Of course, the key to delivering semi autonomous driving capability will rest heavily on how well it can be integrated with lane-centering technology that relies on forward-facing cameras to detect lane markings and reliable GPS map data to detect upcoming curves and other road characteristics. At least, according to Cadillac it is.
Indeed, Cadillac is candid about the inherent operational limitations of the technology, so you’re not fully relieved of your driving duties just yet. Instead, think of Super Cruise as more of a driving aid than a full on computerized chauffeur.

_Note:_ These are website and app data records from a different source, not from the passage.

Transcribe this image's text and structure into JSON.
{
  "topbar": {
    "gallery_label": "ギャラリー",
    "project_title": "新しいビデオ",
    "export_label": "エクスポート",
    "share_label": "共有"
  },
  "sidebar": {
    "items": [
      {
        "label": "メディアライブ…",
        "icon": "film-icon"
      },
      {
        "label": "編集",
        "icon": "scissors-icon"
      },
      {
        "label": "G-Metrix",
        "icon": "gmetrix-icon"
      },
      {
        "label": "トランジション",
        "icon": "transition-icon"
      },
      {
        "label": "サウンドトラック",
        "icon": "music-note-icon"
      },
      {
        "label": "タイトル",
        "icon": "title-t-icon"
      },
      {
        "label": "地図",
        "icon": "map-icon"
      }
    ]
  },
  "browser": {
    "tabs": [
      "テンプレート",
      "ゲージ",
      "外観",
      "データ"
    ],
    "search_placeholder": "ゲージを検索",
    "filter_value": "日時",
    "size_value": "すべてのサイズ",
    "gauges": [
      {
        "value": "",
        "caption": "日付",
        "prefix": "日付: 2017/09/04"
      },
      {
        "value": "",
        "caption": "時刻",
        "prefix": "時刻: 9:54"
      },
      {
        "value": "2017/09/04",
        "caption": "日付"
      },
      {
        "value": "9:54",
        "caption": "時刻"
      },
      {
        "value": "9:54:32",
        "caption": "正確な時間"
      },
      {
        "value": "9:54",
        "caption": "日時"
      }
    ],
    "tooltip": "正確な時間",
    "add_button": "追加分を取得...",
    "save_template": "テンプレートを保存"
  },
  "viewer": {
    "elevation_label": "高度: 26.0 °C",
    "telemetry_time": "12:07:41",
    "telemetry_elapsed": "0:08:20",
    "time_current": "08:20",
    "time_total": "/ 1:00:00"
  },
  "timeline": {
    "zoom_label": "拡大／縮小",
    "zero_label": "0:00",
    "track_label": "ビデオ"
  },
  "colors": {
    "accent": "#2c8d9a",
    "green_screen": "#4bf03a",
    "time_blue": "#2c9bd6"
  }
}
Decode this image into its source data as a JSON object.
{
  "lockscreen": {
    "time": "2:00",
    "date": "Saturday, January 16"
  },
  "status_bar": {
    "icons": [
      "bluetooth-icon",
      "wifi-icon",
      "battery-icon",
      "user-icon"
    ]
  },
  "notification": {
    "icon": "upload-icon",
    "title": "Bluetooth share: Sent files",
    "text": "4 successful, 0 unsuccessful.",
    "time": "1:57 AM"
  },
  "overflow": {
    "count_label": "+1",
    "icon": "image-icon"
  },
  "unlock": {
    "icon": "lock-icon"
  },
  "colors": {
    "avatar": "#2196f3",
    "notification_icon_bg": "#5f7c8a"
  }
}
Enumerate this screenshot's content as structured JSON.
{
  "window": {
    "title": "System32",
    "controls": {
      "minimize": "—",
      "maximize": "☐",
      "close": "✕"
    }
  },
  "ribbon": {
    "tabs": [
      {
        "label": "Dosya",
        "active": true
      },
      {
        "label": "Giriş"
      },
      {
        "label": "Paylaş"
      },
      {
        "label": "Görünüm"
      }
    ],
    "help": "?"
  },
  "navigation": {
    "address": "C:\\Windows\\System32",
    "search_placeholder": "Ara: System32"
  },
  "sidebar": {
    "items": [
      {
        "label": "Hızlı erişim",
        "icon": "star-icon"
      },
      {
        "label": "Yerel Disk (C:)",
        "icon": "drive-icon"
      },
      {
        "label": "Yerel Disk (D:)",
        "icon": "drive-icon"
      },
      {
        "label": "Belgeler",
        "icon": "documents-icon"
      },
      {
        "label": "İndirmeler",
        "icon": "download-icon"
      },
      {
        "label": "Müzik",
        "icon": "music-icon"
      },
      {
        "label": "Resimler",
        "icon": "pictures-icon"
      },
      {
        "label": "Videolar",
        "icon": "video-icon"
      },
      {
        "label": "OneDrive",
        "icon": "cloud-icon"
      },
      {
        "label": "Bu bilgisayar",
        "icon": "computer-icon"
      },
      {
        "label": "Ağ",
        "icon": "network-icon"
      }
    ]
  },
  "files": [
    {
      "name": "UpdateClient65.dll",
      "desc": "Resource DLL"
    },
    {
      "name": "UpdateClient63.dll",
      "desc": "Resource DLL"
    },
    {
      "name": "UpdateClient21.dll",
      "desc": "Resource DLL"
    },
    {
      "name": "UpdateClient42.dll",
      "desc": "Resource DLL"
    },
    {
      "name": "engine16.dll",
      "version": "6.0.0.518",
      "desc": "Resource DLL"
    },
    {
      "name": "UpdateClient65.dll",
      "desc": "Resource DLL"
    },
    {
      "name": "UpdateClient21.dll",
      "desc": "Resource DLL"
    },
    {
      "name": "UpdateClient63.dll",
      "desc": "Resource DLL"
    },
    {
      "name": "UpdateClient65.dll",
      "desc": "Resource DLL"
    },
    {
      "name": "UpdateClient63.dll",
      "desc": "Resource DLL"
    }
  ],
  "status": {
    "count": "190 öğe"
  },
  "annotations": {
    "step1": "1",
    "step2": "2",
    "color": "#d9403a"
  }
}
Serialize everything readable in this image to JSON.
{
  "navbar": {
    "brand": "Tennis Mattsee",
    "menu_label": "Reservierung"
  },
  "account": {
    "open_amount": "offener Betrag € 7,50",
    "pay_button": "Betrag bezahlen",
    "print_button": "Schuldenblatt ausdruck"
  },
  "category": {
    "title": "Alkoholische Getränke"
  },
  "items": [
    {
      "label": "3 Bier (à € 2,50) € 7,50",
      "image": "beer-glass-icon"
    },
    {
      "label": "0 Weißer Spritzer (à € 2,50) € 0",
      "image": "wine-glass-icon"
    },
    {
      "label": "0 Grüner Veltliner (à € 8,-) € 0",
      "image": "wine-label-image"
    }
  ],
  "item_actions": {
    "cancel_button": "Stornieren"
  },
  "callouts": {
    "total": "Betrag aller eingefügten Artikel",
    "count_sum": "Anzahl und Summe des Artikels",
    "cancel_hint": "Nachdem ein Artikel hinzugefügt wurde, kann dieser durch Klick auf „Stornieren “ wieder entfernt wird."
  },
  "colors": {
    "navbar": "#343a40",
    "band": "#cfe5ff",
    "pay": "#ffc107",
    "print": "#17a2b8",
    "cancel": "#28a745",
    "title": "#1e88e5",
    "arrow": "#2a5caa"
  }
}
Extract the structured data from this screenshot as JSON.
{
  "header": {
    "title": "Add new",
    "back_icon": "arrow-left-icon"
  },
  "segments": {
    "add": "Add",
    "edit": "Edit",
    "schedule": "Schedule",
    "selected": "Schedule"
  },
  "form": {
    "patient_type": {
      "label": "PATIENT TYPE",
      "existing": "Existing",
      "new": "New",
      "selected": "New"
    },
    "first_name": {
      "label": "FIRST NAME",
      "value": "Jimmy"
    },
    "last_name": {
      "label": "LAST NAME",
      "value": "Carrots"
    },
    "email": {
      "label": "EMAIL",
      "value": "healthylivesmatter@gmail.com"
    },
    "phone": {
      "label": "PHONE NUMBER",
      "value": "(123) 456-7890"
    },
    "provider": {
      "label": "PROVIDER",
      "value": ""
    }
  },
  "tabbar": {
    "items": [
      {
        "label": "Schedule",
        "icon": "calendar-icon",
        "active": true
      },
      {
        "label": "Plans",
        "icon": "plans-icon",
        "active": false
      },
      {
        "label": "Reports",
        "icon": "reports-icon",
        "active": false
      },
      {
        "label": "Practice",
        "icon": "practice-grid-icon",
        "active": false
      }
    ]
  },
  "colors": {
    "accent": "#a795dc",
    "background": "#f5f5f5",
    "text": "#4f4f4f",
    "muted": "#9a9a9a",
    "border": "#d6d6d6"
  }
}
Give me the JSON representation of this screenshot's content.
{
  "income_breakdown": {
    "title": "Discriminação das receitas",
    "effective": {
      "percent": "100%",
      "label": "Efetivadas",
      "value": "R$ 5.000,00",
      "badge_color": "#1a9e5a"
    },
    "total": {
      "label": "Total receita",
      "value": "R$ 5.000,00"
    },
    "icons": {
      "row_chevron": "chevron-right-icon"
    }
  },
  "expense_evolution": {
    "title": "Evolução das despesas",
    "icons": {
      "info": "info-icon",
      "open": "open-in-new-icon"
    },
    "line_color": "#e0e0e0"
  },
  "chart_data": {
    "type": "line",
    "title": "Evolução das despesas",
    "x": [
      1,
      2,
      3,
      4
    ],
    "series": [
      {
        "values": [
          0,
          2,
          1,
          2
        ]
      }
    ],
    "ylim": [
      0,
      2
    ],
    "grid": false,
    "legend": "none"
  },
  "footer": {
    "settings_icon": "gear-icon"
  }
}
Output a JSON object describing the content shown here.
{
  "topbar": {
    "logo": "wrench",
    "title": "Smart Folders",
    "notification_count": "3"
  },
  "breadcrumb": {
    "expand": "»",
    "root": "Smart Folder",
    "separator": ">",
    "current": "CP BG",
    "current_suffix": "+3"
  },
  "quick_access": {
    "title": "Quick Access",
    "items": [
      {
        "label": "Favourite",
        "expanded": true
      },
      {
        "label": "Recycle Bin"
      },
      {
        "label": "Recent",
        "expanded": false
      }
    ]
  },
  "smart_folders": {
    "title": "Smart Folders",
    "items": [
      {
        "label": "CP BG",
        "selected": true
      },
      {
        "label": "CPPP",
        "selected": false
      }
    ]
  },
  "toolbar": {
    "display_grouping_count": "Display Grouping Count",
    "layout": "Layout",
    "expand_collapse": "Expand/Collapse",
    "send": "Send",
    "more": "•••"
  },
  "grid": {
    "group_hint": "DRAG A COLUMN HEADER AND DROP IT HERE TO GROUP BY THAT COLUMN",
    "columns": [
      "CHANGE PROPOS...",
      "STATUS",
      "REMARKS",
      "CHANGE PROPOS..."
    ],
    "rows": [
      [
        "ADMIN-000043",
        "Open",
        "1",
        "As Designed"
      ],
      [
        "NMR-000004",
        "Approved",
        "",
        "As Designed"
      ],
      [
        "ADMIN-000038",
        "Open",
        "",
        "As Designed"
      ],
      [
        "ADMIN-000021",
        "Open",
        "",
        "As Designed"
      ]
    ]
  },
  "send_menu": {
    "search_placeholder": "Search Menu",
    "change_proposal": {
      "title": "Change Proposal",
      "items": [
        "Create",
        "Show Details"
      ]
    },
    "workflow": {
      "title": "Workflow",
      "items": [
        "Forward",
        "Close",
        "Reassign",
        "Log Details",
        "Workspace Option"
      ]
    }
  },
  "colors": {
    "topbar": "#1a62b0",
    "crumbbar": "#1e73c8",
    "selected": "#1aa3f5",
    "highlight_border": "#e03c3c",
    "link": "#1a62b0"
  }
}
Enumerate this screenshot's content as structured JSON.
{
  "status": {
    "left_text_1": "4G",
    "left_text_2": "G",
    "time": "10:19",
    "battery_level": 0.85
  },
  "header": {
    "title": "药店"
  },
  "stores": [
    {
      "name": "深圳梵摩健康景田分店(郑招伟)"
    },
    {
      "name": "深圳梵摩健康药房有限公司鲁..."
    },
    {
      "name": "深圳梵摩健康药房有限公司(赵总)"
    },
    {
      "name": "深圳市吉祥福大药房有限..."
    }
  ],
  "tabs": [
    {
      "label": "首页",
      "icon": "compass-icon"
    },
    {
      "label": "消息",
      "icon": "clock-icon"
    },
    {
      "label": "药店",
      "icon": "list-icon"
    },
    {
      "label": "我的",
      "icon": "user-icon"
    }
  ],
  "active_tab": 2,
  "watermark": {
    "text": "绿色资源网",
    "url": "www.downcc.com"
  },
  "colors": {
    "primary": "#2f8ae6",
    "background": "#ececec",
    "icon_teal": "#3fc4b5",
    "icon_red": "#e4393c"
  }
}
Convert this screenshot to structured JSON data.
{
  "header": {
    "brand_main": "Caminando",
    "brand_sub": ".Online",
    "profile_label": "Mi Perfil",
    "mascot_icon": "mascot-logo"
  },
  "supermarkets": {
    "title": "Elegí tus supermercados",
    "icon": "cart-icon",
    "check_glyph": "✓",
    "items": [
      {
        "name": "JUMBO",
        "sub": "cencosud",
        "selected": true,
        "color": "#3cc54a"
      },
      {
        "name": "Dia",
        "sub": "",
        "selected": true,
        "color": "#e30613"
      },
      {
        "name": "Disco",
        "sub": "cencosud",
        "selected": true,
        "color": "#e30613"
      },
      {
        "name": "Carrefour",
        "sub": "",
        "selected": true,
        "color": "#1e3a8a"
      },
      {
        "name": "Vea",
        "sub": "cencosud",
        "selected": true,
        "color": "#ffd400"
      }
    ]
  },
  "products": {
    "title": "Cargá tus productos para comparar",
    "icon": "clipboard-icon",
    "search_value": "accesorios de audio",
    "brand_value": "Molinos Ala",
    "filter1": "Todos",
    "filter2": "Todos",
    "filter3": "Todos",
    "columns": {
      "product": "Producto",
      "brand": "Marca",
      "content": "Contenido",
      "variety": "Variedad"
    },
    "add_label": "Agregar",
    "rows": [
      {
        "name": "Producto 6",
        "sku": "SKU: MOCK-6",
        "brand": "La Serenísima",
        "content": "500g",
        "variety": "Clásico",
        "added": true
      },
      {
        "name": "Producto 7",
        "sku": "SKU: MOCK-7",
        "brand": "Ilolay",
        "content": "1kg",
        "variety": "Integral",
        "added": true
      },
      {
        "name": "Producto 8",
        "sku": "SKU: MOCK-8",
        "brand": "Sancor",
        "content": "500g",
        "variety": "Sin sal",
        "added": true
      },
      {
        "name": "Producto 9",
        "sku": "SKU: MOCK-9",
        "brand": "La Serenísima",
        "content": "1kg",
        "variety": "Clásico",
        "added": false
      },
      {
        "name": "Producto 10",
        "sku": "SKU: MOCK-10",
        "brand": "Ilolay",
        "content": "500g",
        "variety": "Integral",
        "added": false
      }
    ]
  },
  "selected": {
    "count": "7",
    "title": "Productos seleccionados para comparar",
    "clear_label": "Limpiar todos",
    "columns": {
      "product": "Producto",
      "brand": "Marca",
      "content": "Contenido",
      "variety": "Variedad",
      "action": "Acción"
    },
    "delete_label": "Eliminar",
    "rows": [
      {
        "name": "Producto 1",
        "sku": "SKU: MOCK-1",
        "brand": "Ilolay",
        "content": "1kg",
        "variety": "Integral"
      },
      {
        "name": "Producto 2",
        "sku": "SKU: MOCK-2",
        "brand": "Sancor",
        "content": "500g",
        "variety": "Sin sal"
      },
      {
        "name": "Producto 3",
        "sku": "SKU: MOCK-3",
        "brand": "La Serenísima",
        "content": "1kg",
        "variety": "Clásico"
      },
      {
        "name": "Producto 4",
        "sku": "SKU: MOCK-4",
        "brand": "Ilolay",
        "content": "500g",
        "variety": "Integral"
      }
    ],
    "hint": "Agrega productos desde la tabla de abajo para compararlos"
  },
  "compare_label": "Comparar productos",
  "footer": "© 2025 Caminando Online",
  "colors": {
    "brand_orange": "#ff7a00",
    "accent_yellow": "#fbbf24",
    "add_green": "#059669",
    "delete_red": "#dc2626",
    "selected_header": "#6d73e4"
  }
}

Interestingly enough, semi-autonomous technology can already be found in luxury automobiles today. Higher-end Mercedes like the S550 sedan for example, offer various forms of semi-autonomous technologies like blind-spot assist, which can detect cars traveling beside you and prevents you from shifting lanes when it isn’t safe.
Cadillac’s own XTS and ATS luxury sedans also offer many of the features that will eventually make up the final version of Super Cruise including: rear automatic braking , full-speed range adaptive cruise control, intelligent brake assist, forward collision alert, safety alert seat, automatic collision preparation, and lane departure warning.
Based on our experience — and many of the auto enthusiasts we’ve talked to — not everyone is eager relinquish control over to their car. Although, according to a recent study conducted by General Motors and the Federal Highway Administration, enough drivers have expressed strong interest in having a vehicle that could drive itself, especially during longer driving sessions so maybe that sentiment is slowly changing as people become more familiar with semi-autonomous technology.
The primary goal of GM’s autonomous and semi-autonomous vehicle development is safety,” said Jon Capp, General Motors director of Global Active Safety Electronics and Innovation. “In the coming years, autonomous driving systems paired with advanced safety systems could help eliminate the crash altogether by interceding on behalf of drivers before they’re even aware of a hazardous situation.
Cadillac is aiming to introduce Super Cruise in production vehicles by mid-decade.
- World’s first highway test facility for autonomous vehicles opens in Michigan
- GM says it’s serious about commercializing self-driving cars
- The all-electric Jaguar I-Pace is Waymo’s latest self-driving car
- Good luck getting out of a ticket with Ford’s A.I.-enabled police car
- Google’s Waymo vs. Uber: Everything you need to know